  • Conducting various levels of privacy and data security training for executives and employees
  • Supports organizations through mergers, acquisitions, and reorganizations with regard to the handling of employee and customer data, and the safeguarding of that data during the transaction.
  • Representing organizations in matters involving inquiries into privacy and data security compliance before federal and state agencies including the HHS Office of Civil Rights, Federal Trade Commission, and various state Attorneys General.

Benefits counseling experience – Mr. Lazzarotti’s work in the benefits counseling area covers many areas of employee benefits law.

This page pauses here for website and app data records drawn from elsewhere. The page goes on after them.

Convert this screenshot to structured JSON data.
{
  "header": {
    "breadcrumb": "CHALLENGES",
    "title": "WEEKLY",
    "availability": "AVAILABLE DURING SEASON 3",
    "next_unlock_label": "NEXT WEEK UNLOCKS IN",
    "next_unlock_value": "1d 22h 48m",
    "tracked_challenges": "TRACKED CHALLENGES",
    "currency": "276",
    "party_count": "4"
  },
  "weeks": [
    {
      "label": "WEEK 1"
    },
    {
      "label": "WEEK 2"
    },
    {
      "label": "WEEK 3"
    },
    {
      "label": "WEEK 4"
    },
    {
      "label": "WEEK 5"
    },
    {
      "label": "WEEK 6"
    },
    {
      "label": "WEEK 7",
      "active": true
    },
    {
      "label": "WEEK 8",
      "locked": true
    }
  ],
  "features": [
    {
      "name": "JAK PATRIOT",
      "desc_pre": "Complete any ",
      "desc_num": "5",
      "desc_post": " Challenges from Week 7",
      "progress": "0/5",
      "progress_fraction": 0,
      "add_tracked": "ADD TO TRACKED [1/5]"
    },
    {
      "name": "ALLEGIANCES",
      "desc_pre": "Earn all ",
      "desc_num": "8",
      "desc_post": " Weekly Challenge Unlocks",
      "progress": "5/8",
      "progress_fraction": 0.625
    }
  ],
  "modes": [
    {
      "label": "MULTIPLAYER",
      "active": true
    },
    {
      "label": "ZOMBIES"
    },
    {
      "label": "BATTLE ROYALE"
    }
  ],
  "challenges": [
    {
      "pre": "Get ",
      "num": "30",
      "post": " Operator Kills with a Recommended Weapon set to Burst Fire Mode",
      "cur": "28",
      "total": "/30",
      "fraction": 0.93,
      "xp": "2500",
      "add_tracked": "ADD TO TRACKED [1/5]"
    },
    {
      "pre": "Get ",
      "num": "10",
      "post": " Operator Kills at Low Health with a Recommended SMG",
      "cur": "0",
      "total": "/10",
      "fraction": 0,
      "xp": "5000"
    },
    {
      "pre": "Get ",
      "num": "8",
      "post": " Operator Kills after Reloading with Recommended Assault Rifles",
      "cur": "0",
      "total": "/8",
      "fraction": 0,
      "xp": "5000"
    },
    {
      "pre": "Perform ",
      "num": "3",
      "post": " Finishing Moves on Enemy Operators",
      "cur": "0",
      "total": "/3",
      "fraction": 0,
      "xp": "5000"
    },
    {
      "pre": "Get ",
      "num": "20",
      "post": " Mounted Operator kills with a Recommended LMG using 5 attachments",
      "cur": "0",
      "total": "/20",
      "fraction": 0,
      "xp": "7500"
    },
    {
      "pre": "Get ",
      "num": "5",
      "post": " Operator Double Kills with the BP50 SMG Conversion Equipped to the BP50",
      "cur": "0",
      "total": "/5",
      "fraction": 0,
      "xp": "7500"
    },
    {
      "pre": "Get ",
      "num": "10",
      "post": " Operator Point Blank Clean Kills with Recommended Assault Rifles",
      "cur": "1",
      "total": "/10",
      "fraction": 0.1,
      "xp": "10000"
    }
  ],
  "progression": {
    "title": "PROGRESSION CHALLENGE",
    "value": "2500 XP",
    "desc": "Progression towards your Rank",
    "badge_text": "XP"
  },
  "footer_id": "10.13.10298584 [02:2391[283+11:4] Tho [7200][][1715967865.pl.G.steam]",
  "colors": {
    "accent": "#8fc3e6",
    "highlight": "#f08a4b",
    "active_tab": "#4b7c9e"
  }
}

Below are some examples of that work:

  • As part of the Firm’s Health Care Reform Team, he advises employers and plan sponsors regarding the establishment, administration and operation of fully insured and self-funded health and welfare plans to comply with ERISA, IRC, ACA/PPACA, HIPAA, COBRA, ADA, GINA, and other related laws.
  • Guiding clients through the selection of plan service providers, along with negotiating service agreements with vendors to address plan compliance and operations, while leveraging data security experience to ensure plan data is safeguarded.
  • Counsels plan sponsors on day-to-day compliance and administrative issues affecting plans.
  • Assists in the design and drafting of benefit plan documents, including severance and fringe benefit plans.
  • Advises plan sponsors concerning employee benefit plan operation, administration and correcting errors in operation.

Mr. Lazzarotti speaks and writes regularly on current employee benefits and data privacy and cybersecurity topics and his work has been published in leading business and legal journals and media outlets, such as The Washington Post, Inside Counsel, Bloomberg, The National Law Journal, Financial Times, Business Insurance, HR Magazine and NPR, as well as the ABA Journal, The American Lawyer, Law360, Bender’s Labor and Employment Bulletin, the Australian Privacy Law Bulletin and the Privacy, and Data Security Law Journal.

Mr. Lazzarotti served as a judicial law clerk for the Honorable Laura Denvir Stith on the Missouri Court of Appeals.